_WHAT YOU ARE ASKED TO DO:_ State the number of lines in the records underneath where the word "search" turns up, and say nothing else.

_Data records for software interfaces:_

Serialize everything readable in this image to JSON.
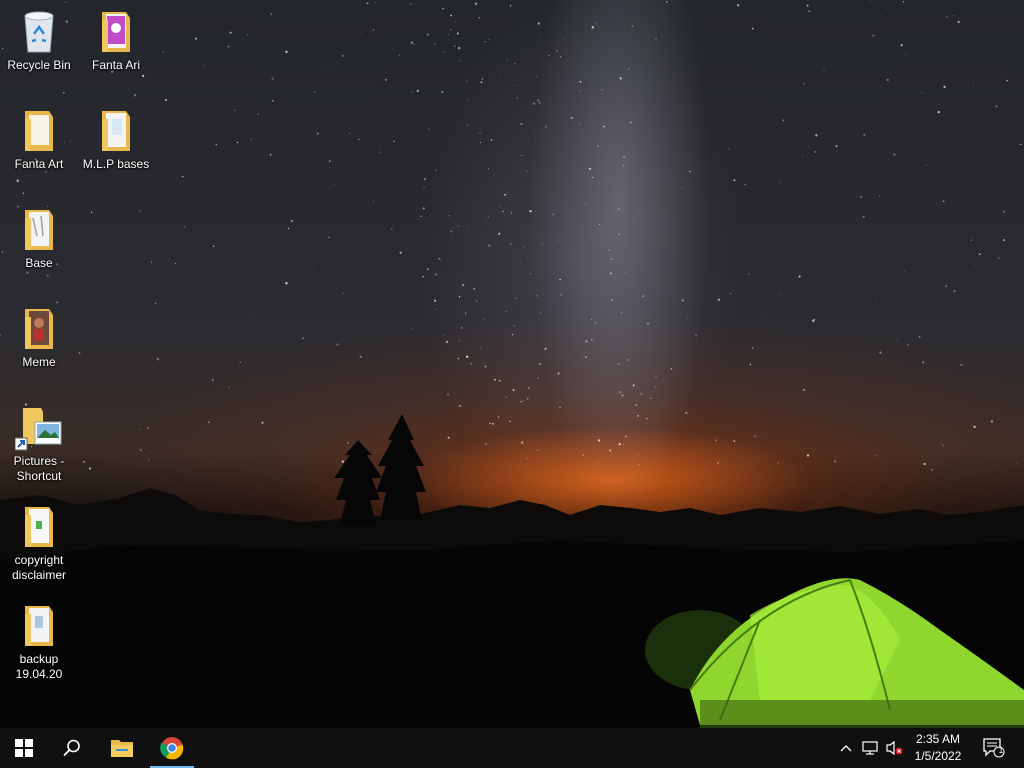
{
  "desktop": {
    "icons": [
      {
        "label": "Recycle Bin",
        "icon": "recycle-bin-icon"
      },
      {
        "label": "Fanta Ari",
        "icon": "folder-icon"
      },
      {
        "label": "Fanta Art",
        "icon": "folder-icon"
      },
      {
        "label": "M.L.P bases",
        "icon": "folder-icon"
      },
      {
        "label": "Base",
        "icon": "folder-icon"
      },
      {
        "label": "Meme",
        "icon": "folder-icon"
      },
      {
        "label": "Pictures - Shortcut",
        "icon": "shortcut-folder-icon"
      },
      {
        "label": "copyright disclaimer",
        "icon": "folder-icon"
      },
      {
        "label": "backup 19.04.20",
        "icon": "folder-icon"
      }
    ]
  },
  "taskbar": {
    "pinned": [
      {
        "name": "start-button",
        "icon": "windows-logo-icon"
      },
      {
        "name": "search-button",
        "icon": "search-icon"
      },
      {
        "name": "file-explorer-button",
        "icon": "folder-icon"
      },
      {
        "name": "chrome-button",
        "icon": "chrome-icon",
        "active": true
      }
    ],
    "tray": {
      "time": "2:35 AM",
      "date": "1/5/2022",
      "notification_count": "1",
      "icons": [
        "chevron-up-icon",
        "network-icon",
        "volume-muted-icon"
      ]
    }
  },
  "colors": {
    "taskbar": "#101010",
    "active_indicator": "#76b9ed",
    "folder": "#f0c75e",
    "tent": "#8fd62e"
  }
}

_SOLUTION BELOW:_ 2